As used herein, the term "spray dried ammonium molybdate" refers to the spray dried product of the ammonium molybdate solution, since normal ammonium molybdate per se is not known to exist in solid form. Upon heating in a reducing atmosphere at around 1000° C, all non-metallic constituents including the spray dried ammonium molybdate are reduced to base metal and harmless byproducts. Such reduction may be achieved by a separate step prior to flame spraying or during flame spraying under reducing conditions.
The non-reactive cobalt compound may be any insoluble compound of cobalt containing oxygen, such as oxides, oxalates and hydroxides.
The particular conditions under which the slurries are formed and spray dried are well known, and are not a necessary part of this description.
Depending upon the application envisioned, the spray dried agglomerates may be classified, usually by screening, in order to obtain the desired particle size distribution, for example within about 60 micrometers and preferably 80% within 30 micrometers for flame spray applications. It has been found that the spray dried powders of the invention normally possess sufficient green strength to withstand handling and classifying. However, it may be desired as optional steps to heat treat the agglomerates either above or below the binder decomposition temperature for purposes such as further strengthening or densification. Of course, such treatments should be carried out under conditions to prevent formation of an unusable mass by substantial diffusion bonding of the agglomerates to one another.
This Example used cobalt oxide and molybdenum metal powder with ammonium molybdate as the binder. The feed materials were:

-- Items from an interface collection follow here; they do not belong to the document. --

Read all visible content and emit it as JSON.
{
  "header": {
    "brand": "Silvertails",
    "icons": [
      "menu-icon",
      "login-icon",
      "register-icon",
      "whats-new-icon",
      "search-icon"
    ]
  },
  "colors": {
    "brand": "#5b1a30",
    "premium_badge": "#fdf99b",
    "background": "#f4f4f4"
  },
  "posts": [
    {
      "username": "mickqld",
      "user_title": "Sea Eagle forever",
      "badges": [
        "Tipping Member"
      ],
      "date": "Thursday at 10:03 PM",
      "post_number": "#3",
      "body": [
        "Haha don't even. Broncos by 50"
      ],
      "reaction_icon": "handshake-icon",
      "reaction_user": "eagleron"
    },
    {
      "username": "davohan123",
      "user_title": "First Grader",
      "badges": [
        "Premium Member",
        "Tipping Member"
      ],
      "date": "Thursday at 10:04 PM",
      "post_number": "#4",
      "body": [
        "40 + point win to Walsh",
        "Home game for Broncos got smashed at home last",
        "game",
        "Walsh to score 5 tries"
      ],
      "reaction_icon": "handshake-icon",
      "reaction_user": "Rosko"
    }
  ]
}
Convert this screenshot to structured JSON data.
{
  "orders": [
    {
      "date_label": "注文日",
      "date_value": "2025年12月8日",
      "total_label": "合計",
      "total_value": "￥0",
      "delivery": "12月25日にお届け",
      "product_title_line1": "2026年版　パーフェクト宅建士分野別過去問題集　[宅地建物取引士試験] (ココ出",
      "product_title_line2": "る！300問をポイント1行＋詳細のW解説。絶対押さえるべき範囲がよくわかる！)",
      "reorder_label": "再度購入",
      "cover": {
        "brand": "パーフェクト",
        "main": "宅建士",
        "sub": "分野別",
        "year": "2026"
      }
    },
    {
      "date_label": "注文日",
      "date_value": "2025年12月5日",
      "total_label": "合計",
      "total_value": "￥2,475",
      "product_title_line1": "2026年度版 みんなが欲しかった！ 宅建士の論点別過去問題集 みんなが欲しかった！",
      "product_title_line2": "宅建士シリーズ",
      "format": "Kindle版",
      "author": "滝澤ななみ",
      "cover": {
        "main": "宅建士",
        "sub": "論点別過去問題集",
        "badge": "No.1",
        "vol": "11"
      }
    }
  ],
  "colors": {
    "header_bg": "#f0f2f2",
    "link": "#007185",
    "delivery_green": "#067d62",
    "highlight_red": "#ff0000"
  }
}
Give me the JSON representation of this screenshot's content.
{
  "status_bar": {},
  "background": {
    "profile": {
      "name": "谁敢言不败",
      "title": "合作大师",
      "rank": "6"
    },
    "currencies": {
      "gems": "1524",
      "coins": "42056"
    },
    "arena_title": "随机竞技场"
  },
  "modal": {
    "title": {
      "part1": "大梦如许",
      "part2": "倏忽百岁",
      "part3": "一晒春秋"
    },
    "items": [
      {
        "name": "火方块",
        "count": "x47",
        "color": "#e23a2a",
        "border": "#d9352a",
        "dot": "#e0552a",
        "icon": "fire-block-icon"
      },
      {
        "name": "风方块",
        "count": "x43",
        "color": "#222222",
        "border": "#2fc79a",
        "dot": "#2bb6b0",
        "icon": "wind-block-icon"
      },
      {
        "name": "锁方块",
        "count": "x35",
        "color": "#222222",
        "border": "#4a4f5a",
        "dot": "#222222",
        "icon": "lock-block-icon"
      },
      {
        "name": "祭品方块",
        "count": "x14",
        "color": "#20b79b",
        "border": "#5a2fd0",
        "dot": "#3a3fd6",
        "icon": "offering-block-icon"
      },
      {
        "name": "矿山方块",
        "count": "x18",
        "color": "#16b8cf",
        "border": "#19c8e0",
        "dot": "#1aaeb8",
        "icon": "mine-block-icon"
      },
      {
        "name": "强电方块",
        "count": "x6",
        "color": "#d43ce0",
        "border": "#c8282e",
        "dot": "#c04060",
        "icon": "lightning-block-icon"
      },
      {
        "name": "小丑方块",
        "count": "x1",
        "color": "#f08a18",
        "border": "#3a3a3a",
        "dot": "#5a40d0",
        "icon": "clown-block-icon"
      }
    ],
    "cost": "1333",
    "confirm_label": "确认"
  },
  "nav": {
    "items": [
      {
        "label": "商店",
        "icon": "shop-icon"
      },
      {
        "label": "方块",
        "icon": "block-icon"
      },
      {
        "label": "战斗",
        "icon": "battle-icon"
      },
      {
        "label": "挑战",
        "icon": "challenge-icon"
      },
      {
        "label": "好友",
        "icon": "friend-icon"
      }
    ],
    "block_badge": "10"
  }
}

______________________________________Material Weight, Pounds______________________________________Cobalt Oxide 100Molybdenum Metal Powder 15.4Molybdenum Trioxide 15Ammonium Hydroxide (28%) 8Water (4 gallons) 33.4______________________________________
The molybdenum trioxide was dissolved in the ammonia and diluted with the water to form an aqueous solution of ammonium molybdate. The molybdenum metal powder and cobalt oxide were added to make the slurry. The initial cycle was made up in two equal batches and spray dried. The chamber product (agglomerates) from the two batches were classified, by screening, to remove agglomerates with the particle size range between 200 and 325 mesh. The outsized agglomerates and the cyclone product (fines) from the two batches (52 pounds) were slurried in eight liters of water and again spray dried and classified.
A total of four cycles of spray drying, classifying and reslurrying of out-sized material was made. The agglomerates with a particle size range between 200 and 325 mesh were fired at 900° C for 31/2 hours under hydrogen to give the final product.
The following table gives the particle size distribution of the chamber product after the first spray drying and after the fourth.
______________________________________Particle Size Rangeof Agglomerates/Cycle First Fourth______________________________________ + 170 mesh,% 38 60- 170 + 200 mesh,% 13 16- 200 + 270 mesh,% 15 10- 270 + 325 mesh,% 14 7- 325 20 12______________________________________
The fact that after four cycles, only 12% of the agglomerates were <325 mesh, is evidence that the binding action of the ammonium molybdate is preserved through recycling when a nonreactive form of cobalt is used.
While there has been shown and described what are at the present considered the preferred embodiments of the present invention it will be obvious to those skilled in the art that various changes and modifications may be made therein without departing from the scope of the invention as defined by the appended claims.